## Problem requirements:
Determine the number of lines in the following entries that hold the word "this". Give only that number.

Website and app data records

# # # #

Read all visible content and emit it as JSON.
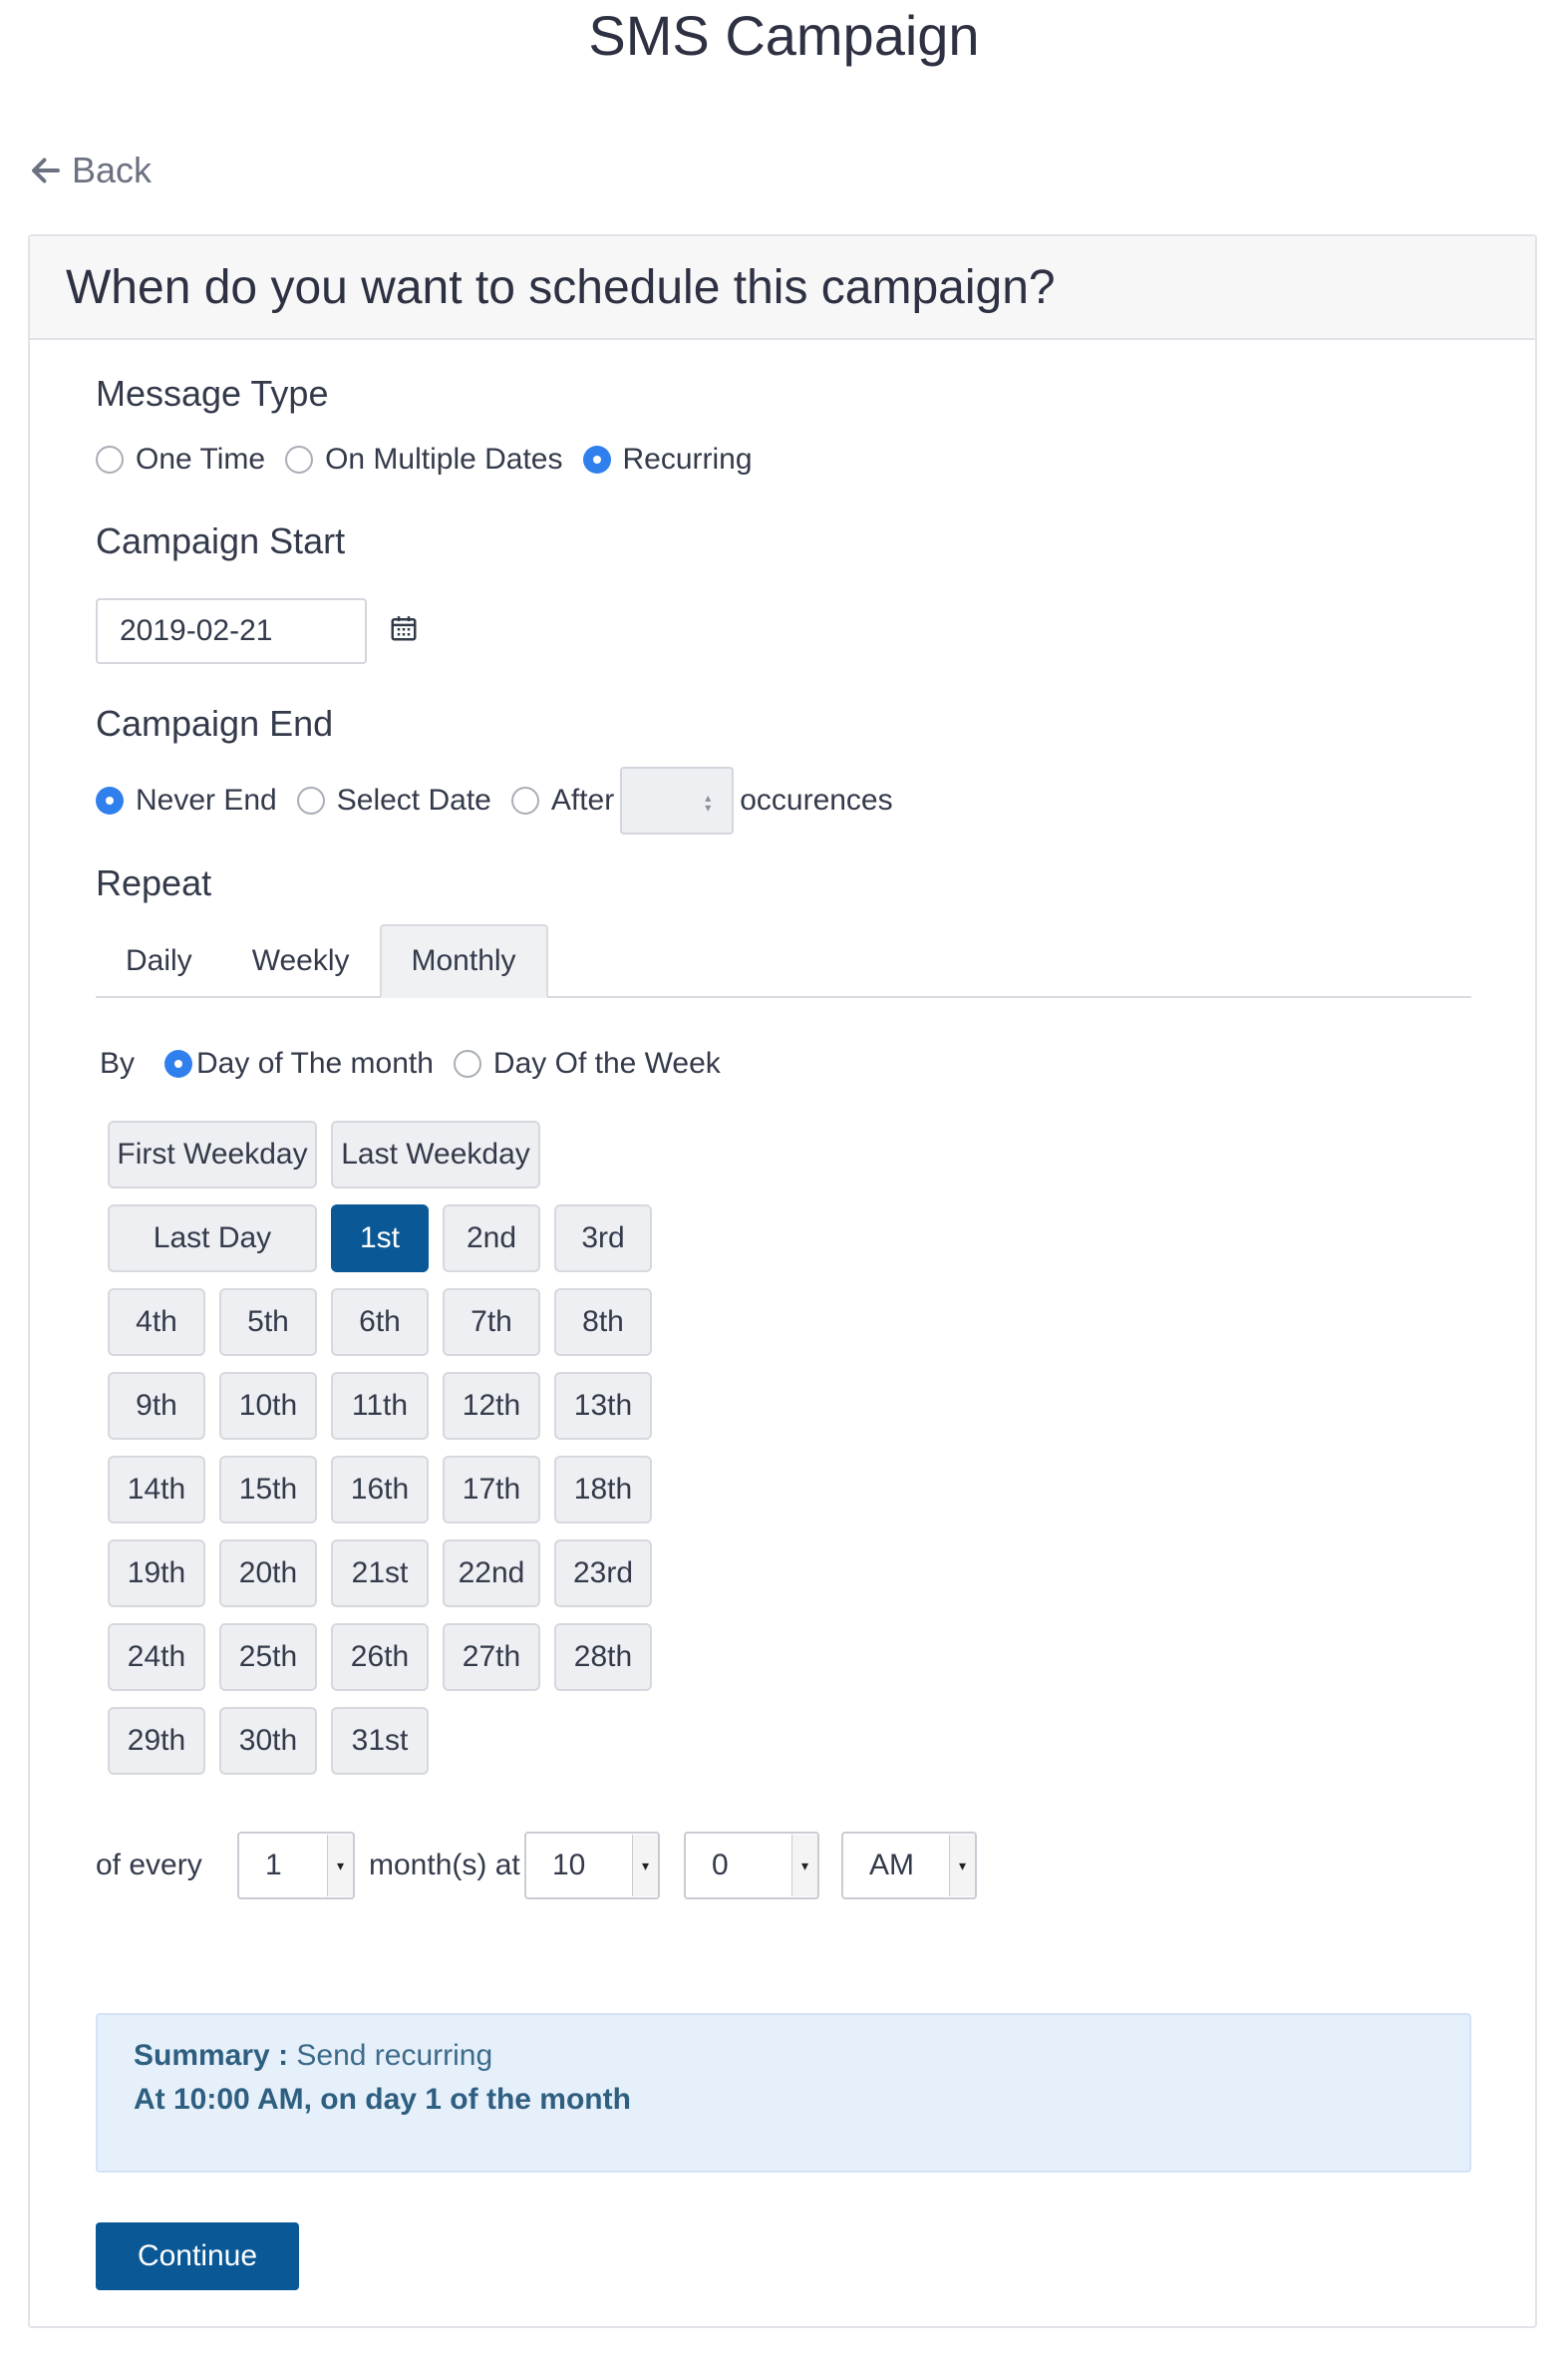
{
  "page": {
    "title": "SMS Campaign",
    "back_label": "Back"
  },
  "card": {
    "header": "When do you want to schedule this campaign?"
  },
  "message_type": {
    "label": "Message Type",
    "options": [
      {
        "label": "One Time",
        "checked": false
      },
      {
        "label": "On Multiple Dates",
        "checked": false
      },
      {
        "label": "Recurring",
        "checked": true
      }
    ]
  },
  "campaign_start": {
    "label": "Campaign Start",
    "value": "2019-02-21"
  },
  "campaign_end": {
    "label": "Campaign End",
    "options": [
      {
        "label": "Never End",
        "checked": true
      },
      {
        "label": "Select Date",
        "checked": false
      },
      {
        "label": "After",
        "checked": false
      }
    ],
    "occurrences_value": "",
    "occurrences_label": "occurences"
  },
  "repeat": {
    "label": "Repeat",
    "tabs": [
      {
        "label": "Daily",
        "active": false
      },
      {
        "label": "Weekly",
        "active": false
      },
      {
        "label": "Monthly",
        "active": true
      }
    ],
    "by_label": "By",
    "by_options": [
      {
        "label": "Day of The month",
        "checked": true
      },
      {
        "label": "Day Of the Week",
        "checked": false
      }
    ],
    "special_days": [
      "First Weekday",
      "Last Weekday",
      "Last Day"
    ],
    "days": [
      "1st",
      "2nd",
      "3rd",
      "4th",
      "5th",
      "6th",
      "7th",
      "8th",
      "9th",
      "10th",
      "11th",
      "12th",
      "13th",
      "14th",
      "15th",
      "16th",
      "17th",
      "18th",
      "19th",
      "20th",
      "21st",
      "22nd",
      "23rd",
      "24th",
      "25th",
      "26th",
      "27th",
      "28th",
      "29th",
      "30th",
      "31st"
    ],
    "selected_day": "1st"
  },
  "schedule": {
    "of_every_label": "of every",
    "interval_value": "1",
    "months_at_label": "month(s) at",
    "hour_value": "10",
    "minute_value": "0",
    "ampm_value": "AM"
  },
  "summary": {
    "key": "Summary :",
    "text": "Send recurring",
    "line2": "At 10:00 AM, on day 1 of the month"
  },
  "continue_label": "Continue"
}
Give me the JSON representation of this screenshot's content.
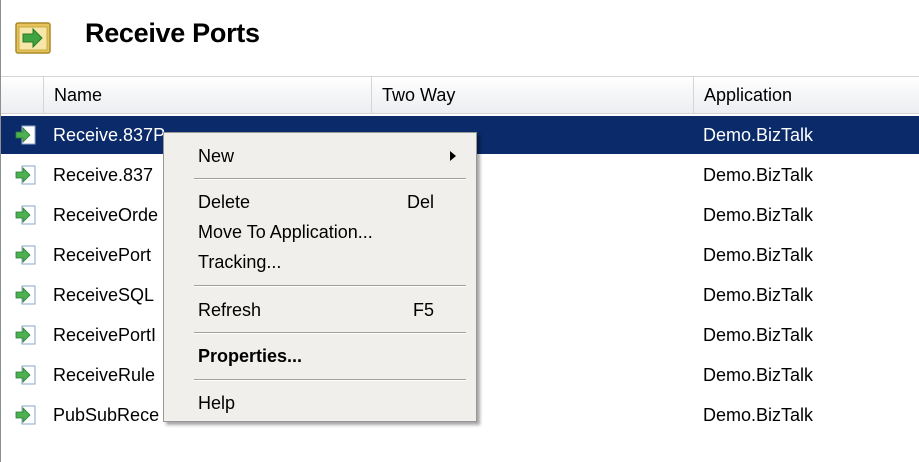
{
  "header": {
    "title": "Receive Ports",
    "icon": "receive-ports-folder-icon"
  },
  "columns": {
    "name": "Name",
    "two_way": "Two Way",
    "application": "Application"
  },
  "rows": [
    {
      "name": "Receive.837P",
      "application": "Demo.BizTalk",
      "selected": true
    },
    {
      "name": "Receive.837",
      "application": "Demo.BizTalk"
    },
    {
      "name": "ReceiveOrde",
      "application": "Demo.BizTalk"
    },
    {
      "name": "ReceivePort",
      "application": "Demo.BizTalk"
    },
    {
      "name": "ReceiveSQL",
      "application": "Demo.BizTalk"
    },
    {
      "name": "ReceivePortI",
      "application": "Demo.BizTalk"
    },
    {
      "name": "ReceiveRule",
      "application": "Demo.BizTalk"
    },
    {
      "name": "PubSubRece",
      "application": "Demo.BizTalk"
    }
  ],
  "context_menu": {
    "new": "New",
    "delete": "Delete",
    "delete_shortcut": "Del",
    "move_to_application": "Move To Application...",
    "tracking": "Tracking...",
    "refresh": "Refresh",
    "refresh_shortcut": "F5",
    "properties": "Properties...",
    "help": "Help"
  },
  "colors": {
    "selection": "#0a2a69",
    "menu_background": "#f0efeb"
  }
}
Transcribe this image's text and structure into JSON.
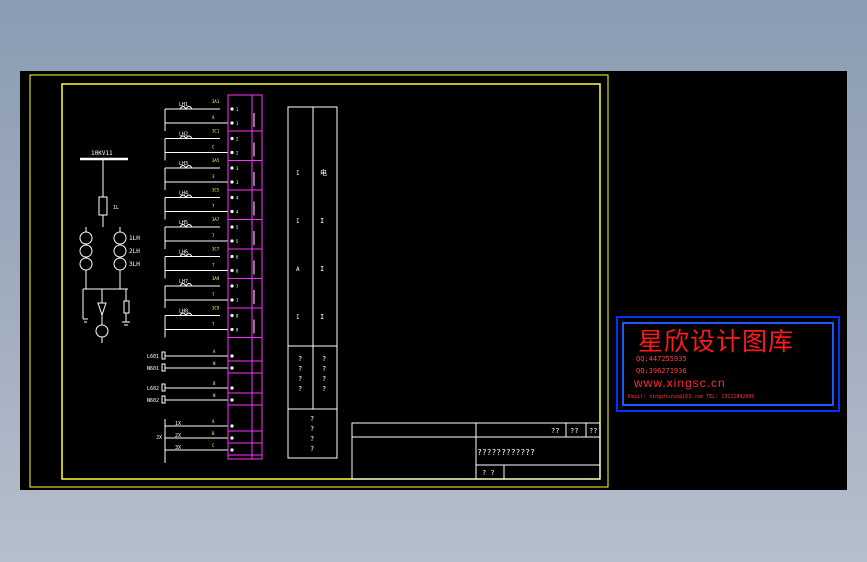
{
  "colors": {
    "frame": "#ffff33",
    "line": "#ffffff",
    "terminal": "#ff33ff",
    "wire_label": "#ffff66",
    "brand_red": "#ff1a1a",
    "brand_blue": "#0033ff"
  },
  "busbar_label": "10KV11",
  "transformer_label": "1L",
  "ct_labels": [
    "1LH",
    "2LH",
    "3LH"
  ],
  "relays": [
    {
      "name": "LH1",
      "wires": [
        "3A1",
        "A"
      ]
    },
    {
      "name": "LH2",
      "wires": [
        "3C1",
        "C"
      ]
    },
    {
      "name": "LH3",
      "wires": [
        "3A5",
        "3"
      ]
    },
    {
      "name": "LH4",
      "wires": [
        "3C5",
        "7"
      ]
    },
    {
      "name": "LH5",
      "wires": [
        "3A7",
        "7"
      ]
    },
    {
      "name": "LH6",
      "wires": [
        "3C7",
        "7"
      ]
    },
    {
      "name": "LH7",
      "wires": [
        "3A9",
        "7"
      ]
    },
    {
      "name": "LH8",
      "wires": [
        "3C9",
        "7"
      ]
    }
  ],
  "signals": [
    {
      "name": "L601",
      "wire": "A"
    },
    {
      "name": "N601",
      "wire": "N"
    },
    {
      "name": "L602",
      "wire": "B"
    },
    {
      "name": "N602",
      "wire": "N"
    }
  ],
  "bottom_group": {
    "prefix": "JX",
    "rows": [
      {
        "name": "1X",
        "wire": "A"
      },
      {
        "name": "2X",
        "wire": "B"
      },
      {
        "name": "3X",
        "wire": "C"
      }
    ]
  },
  "legend_table": {
    "col1": [
      "I",
      "I",
      "A",
      "I"
    ],
    "col2": [
      "电",
      "I",
      "I",
      "I"
    ],
    "notes_col1": [
      "?",
      "?",
      "?",
      "?"
    ],
    "notes_col2": [
      "?",
      "?",
      "?",
      "?"
    ],
    "notes_bottom": [
      "?",
      "?",
      "?",
      "?"
    ]
  },
  "title_block": {
    "cell_a": "??",
    "cell_b": "??",
    "cell_c": "??",
    "drawing_name": "????????????",
    "bottom_cell": "? ?"
  },
  "brand": {
    "title": "星欣设计图库",
    "qq1": "QQ:447255935",
    "qq2": "QQ:396271936",
    "url": "www.xingsc.cn",
    "contact": "Email: xingshuzuo@163.com  TEL: 13111842806"
  }
}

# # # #

## Answer below:
3